- Looks a lot like UML activity diagrams. That’s a good thing. More expansive icon set for their activites and notifications, which is conceptually extremely helpful, although potentially just syntactic sugar as far as the underlying formal model is concerned. Or maybe not: I’ll find out from the spec.
- These guys at Potsdam Uni are algebraically manipulating BPMN diagrams to reason about them, using an algebra they call pi-calculus. The wiki is spotty, but at the least they’re doing soundness checks. This is very cool, and a result of the same formality of such graphs that enables them to be turned into working code. Process diagram’s ain’t just napkin fodder.
- The Potsdamites use OmniGraffle to generate their BPMN diagrams, and applescript it to generate XML; the XML is what they feed to their pi-calculus engine (in Ruby). Tres nifty again. But it highlights a problem with the napkin-to-xml translation: no standard XML tagset. Actually, that is a malicious and repulsive lie; of course there is an XML, BPEL4WS — but that involves translation, not just restyling; and the BPMI says in their spec of BPMN, sect. 2.3, that they intend to create a diagram exchange format between tools, which may be an XML or an XMI — they just haven’t yet. In the meantime, we’re left with generic diagram exchange formats. For my two target apps, Omnigraffle and Websphere, that means VISIO XML. I’d hate to think VISIO XML becomes the de facto standard; at any rate, my first attempt to go from Omnigraffle to Websphere via VISIO XML failed. I’ll come back to this, and I may well be buying a vowel or two from the Potsdamites’ applescript.

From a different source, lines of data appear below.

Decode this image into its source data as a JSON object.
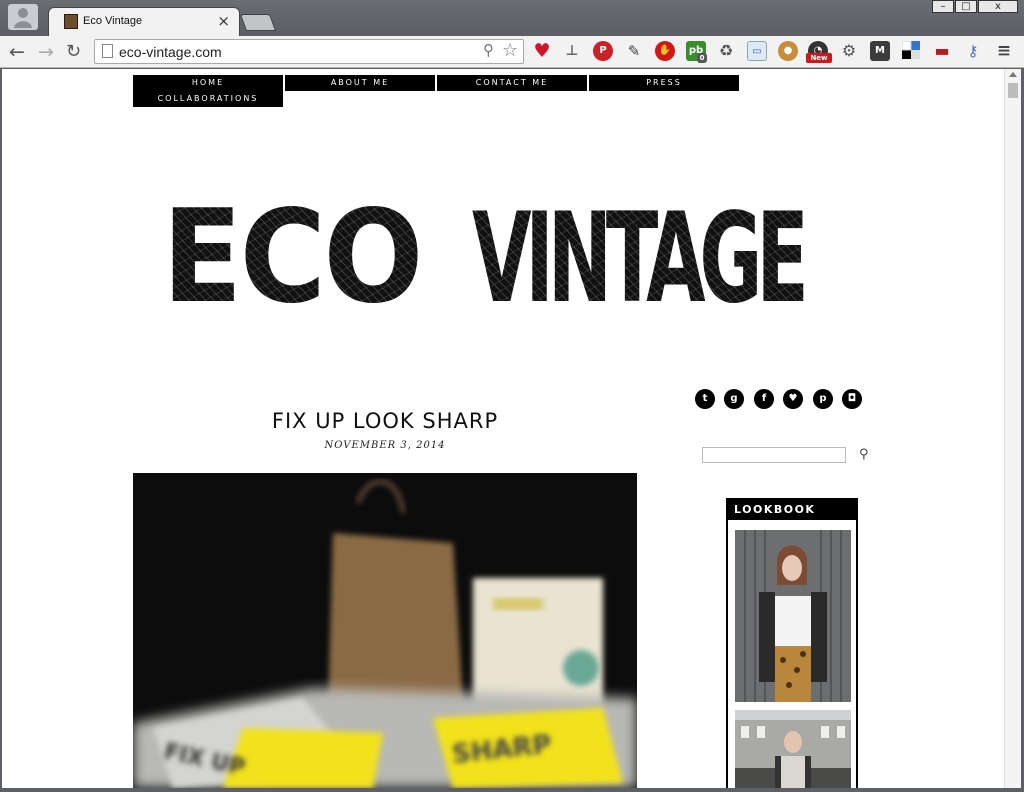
{
  "browser": {
    "tab_title": "Eco Vintage",
    "tab_close": "×",
    "url": "eco-vintage.com",
    "window_controls": [
      "–",
      "□",
      "x"
    ],
    "extension_badges": {
      "pb_count": "0",
      "new_label": "New"
    }
  },
  "site": {
    "menu": [
      "HOME",
      "ABOUT ME",
      "CONTACT ME",
      "PRESS",
      "COLLABORATIONS"
    ],
    "logo_text_left": "ECO",
    "logo_text_right": "VINTAGE",
    "social_icons": [
      "twitter-icon",
      "google-plus-icon",
      "facebook-icon",
      "heart-icon",
      "pinterest-icon",
      "instagram-icon"
    ],
    "social_glyphs": [
      "t",
      "g",
      "f",
      "♥",
      "p",
      "◘"
    ]
  },
  "post": {
    "title": "FIX UP LOOK SHARP",
    "date": "NOVEMBER 3, 2014"
  },
  "sidebar": {
    "lookbook_title": "LOOKBOOK"
  },
  "colors": {
    "page_bg": "#ffffff",
    "accent": "#000000",
    "tshirt_yellow": "#f2e21a"
  }
}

- Websphere costs a lot more than Omnigraffle, so you’d hope it does more. And it certainly does. Of course, the diagrams Omnigraffle produces are of a transcendent beauty immanent in their Macness. On the other hand, live syntax checking of your BPMN diagram in Websphere as you draw it? You gotta love that. There’ll be a lot of stuff to explore over in that package over the next few weeks. But remember: if you don’t have at least 1GB of RAM on your PC, don’t even bother: it’s 800 MB of Java Virtual Machine goodness. (It seems to be running just fine on Parallels on my MacBook, but I’ve juiced it up to 2GB.)